■ **The problem**: Go through the entries below. Copy out every line that contains "Plan".

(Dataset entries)
————————

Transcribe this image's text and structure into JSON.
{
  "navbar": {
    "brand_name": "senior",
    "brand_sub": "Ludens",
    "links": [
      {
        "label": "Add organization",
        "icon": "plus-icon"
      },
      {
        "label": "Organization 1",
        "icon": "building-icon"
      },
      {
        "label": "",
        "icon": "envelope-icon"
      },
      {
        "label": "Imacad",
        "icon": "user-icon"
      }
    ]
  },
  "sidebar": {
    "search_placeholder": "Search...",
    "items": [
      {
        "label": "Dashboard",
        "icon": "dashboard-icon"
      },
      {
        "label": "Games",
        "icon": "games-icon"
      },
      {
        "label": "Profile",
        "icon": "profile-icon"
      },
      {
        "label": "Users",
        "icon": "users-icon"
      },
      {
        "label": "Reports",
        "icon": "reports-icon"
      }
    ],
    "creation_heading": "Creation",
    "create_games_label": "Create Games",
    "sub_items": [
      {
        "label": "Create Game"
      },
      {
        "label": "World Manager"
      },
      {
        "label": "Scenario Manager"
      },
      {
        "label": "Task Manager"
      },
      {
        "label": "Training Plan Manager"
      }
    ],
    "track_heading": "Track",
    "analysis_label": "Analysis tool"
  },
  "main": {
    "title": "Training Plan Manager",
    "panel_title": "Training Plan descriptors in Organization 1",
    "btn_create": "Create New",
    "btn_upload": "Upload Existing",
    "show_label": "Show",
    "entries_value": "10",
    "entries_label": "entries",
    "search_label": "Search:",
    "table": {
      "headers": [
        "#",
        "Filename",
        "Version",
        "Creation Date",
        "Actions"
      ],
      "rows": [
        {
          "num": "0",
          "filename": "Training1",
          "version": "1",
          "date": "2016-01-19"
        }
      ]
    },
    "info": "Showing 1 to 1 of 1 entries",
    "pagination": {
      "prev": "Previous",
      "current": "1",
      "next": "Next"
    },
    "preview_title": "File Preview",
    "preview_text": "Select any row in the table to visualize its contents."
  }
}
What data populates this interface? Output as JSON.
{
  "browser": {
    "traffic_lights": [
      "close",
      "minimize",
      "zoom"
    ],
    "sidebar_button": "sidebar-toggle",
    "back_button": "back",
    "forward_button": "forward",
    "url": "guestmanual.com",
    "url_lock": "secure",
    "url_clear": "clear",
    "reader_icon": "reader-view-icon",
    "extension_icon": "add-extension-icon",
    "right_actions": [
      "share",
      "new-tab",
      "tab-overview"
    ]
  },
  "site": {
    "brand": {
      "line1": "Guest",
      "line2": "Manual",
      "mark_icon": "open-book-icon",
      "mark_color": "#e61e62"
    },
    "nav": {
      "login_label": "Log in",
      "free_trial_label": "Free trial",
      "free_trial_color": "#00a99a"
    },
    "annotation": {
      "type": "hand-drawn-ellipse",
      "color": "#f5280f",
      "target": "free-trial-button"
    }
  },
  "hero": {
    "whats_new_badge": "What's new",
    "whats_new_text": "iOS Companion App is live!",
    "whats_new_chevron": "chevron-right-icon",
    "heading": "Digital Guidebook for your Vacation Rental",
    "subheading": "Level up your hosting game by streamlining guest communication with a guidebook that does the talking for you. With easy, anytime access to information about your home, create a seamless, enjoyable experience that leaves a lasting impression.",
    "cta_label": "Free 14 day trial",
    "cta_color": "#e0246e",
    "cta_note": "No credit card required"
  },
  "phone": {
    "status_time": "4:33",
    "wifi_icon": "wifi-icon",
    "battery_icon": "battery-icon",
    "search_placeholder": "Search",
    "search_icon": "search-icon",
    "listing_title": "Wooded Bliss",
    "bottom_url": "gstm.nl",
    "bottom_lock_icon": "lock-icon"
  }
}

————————

■ **Answer for the task**:
        "label": "Training Plan Manager"
    "title": "Training Plan Manager",
    "panel_title": "Training Plan descriptors in Organization 1",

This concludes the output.